Breadth versus Depth
When I was in graduate school, we had extended conversations about breadth versus depth in education. Do you try to give kids a sampling of as much different information as possible, or do you dig deeply into a more limited number of topics? We try to do a bit of both - letting kids follow topics that interest them but trying to spend enough on a topic that we have some depth of understanding.
With our Indonesia study, I was feeling a little frustrated that we didn't have more time to dig deeper. But then we were talking about everything they had learned compared to what we knew a few weeks ago when we started, and I was truly impressed by the depth of their collective understanding. They all know some folktales with kancil the mouse deer, heard about the daily life of kids, know some more about rice and its cultivation, have an appreciation for Indonesia's place on the Ring of Fire, learned a little bit about Islam, have tried to do some Indonesian dance, know what a gamelan orchestra sounds like, can hopefully find Indonesia on a map, and know what Indonesian sounds like and maybe even a few words and phrases. That's not bad for a month's worth of work, and I'm proud of all they learned.
Morgan's PK and K Class
We played and worked on so many different things this week:
* Spanish math bingo: practicing our numbers 1-10
* The # 27
* Touch and feel books and using descriptive words to talk about what we were touching
* Look and Find books: some children worked together and other worked solo
* Created Bingo dabber art

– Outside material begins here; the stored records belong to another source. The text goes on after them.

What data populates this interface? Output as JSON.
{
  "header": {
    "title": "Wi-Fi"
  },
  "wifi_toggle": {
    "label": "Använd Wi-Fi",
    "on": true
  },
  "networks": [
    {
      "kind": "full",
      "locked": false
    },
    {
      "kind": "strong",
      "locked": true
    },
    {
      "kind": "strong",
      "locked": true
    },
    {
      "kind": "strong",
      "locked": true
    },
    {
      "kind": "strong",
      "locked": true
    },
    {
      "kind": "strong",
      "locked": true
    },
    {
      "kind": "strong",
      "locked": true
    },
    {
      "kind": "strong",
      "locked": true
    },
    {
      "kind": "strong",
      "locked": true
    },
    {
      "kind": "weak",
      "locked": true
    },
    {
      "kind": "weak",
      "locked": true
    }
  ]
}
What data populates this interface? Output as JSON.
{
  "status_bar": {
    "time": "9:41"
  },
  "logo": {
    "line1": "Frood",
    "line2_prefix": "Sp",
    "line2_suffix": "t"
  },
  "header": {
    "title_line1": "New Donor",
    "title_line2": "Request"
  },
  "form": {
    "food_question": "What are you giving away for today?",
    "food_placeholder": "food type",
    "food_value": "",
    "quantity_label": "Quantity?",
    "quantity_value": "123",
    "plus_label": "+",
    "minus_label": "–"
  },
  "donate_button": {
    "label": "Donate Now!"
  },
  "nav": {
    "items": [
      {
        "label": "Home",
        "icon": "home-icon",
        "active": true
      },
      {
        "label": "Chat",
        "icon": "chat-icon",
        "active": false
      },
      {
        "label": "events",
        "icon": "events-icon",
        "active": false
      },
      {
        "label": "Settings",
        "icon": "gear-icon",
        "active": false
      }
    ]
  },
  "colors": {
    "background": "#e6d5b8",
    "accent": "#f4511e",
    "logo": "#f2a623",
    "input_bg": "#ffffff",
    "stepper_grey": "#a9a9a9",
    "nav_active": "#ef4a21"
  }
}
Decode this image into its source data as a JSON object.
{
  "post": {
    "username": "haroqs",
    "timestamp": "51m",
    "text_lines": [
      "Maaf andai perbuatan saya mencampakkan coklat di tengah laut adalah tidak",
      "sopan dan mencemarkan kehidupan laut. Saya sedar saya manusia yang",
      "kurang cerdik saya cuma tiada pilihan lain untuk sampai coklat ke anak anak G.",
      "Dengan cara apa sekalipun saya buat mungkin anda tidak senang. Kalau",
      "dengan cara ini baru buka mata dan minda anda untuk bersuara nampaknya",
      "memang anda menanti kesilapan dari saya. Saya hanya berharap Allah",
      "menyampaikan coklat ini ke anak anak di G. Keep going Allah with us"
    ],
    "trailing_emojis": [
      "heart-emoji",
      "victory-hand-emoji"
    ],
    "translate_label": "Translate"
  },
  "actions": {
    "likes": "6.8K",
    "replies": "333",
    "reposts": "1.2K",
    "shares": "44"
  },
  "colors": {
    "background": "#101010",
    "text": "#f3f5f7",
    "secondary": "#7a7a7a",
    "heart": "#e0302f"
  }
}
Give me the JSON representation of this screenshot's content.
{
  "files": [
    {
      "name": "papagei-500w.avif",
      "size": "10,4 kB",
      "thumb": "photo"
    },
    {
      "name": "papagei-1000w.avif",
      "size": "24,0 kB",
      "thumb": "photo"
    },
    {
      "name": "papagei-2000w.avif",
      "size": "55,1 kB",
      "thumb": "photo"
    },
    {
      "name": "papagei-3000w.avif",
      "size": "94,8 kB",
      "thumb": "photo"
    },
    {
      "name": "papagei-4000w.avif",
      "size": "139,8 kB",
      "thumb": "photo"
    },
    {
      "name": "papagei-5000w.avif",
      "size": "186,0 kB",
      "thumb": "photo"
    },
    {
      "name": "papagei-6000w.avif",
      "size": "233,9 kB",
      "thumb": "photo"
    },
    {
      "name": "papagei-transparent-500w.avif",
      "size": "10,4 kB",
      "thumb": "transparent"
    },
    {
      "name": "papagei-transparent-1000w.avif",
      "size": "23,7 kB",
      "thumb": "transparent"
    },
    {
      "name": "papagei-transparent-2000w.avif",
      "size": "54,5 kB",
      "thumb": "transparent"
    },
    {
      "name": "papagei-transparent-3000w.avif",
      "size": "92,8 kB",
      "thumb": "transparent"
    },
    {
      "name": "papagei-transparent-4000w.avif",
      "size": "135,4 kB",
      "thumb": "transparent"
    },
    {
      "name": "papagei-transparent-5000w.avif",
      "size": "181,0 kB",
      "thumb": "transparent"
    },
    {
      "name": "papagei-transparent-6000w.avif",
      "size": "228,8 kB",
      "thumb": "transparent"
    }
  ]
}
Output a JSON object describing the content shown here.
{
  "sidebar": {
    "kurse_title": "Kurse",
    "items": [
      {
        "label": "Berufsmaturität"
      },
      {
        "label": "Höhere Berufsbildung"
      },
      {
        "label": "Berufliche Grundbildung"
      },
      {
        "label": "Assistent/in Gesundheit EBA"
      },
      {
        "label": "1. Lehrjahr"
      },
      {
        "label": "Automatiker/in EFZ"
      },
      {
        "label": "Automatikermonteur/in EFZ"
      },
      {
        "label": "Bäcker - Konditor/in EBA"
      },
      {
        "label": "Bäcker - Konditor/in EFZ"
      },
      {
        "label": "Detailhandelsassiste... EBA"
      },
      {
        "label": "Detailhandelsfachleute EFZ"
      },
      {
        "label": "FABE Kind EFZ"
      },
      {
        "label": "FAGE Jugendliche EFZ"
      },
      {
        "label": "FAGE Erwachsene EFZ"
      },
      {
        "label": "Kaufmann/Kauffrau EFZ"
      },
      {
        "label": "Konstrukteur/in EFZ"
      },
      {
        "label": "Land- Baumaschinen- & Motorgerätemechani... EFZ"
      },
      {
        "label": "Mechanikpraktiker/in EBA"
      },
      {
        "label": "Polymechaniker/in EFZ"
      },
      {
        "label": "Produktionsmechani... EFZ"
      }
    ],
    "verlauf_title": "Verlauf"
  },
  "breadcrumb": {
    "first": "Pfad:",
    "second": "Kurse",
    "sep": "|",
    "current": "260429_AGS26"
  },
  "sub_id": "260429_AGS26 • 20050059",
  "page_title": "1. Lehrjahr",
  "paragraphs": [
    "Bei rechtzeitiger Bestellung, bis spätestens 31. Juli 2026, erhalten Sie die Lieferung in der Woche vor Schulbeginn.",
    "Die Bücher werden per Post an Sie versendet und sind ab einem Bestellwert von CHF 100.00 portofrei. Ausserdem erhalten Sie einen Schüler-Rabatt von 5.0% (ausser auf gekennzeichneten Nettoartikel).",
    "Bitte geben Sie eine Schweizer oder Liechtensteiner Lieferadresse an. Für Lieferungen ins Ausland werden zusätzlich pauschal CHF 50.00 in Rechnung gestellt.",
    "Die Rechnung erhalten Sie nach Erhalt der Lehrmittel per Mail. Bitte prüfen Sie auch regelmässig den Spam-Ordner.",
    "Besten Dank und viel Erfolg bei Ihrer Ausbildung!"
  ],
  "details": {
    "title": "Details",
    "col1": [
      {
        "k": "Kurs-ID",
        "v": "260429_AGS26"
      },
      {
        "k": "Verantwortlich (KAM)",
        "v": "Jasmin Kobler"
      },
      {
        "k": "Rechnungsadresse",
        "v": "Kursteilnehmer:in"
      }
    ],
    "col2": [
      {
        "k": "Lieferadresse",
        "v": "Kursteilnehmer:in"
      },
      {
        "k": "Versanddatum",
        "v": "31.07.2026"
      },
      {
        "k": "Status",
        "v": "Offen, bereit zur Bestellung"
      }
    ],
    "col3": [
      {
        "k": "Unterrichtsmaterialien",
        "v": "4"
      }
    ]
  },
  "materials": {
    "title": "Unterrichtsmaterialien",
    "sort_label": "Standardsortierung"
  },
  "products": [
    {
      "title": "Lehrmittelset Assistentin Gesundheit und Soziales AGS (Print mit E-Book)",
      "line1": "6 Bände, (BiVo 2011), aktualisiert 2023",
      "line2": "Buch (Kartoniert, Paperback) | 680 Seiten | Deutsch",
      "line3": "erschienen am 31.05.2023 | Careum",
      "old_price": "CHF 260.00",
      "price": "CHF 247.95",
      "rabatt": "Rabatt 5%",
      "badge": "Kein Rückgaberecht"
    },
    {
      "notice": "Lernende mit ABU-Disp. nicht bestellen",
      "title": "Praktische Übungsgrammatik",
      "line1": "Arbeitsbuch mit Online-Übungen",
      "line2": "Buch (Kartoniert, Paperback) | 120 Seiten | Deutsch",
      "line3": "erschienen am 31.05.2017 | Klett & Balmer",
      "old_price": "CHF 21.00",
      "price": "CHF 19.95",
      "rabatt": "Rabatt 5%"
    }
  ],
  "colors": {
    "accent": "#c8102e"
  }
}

* Used magnifying glasses to look for bugs outside
* Guessed what the end rhyming words were going to be in Dr. Seuss books
* Worked on our jumping, rolling, balancing, climbing skills in different types of nature
* We created a playdough bakery shop. The children counted all of our creations and talked about what ingredients were used and how much they needed (measurements: cup, tablespoon, "a pinch", etc.).
* Painted on different textures (rocks, thin/thick paper)
* Voted on what songs we want to perform for the end of the year celebration. The children then counted how many hands were raised.
Tracy's 1st-2nd Class
In math, the kids worked in small groups to plan lunches for the week on a limited budget. They practiced making different amounts with coins and dollar bills, and there were some good discussions about what they needed to stay healthy - all food groups were represented. We also figured out how many of each coin we need to make a dollar and timed ourselves to see how fast we could count them. The second graders are continuing their work with multiplication, and the first graders are practicing their math facts a little bit each day.
In writing, almost everyone is done with their alternative world stories. We'll be publishing these and sharing them with everyone on Thursday. Many of the kids have expressed interest in helping me to write the morning message, so we are taking turns doing this between now and the end of the year.
Theresa's 3rd-5th Class
This week, the big kids spent a lot of time organizing the class trip to the Forest Farm Campsite. They talked with the owner, made packing lists, made shopping lists, estimated expenses and so much more. This week, we are going to determine who is cooking and cleaning up, and we are going to make some plans of what we want to do. They are learning that it is not easy to take a trip. That said. we are all very excited.
The 5th graders have a test on Monday, and it looks like they are going to finish their books before the end of the year.
In reading, most of the kids are reading The Giver, by Lois Lowry. It is a beautiful story about dystopian society. It is another nail biter! The kids are loving it.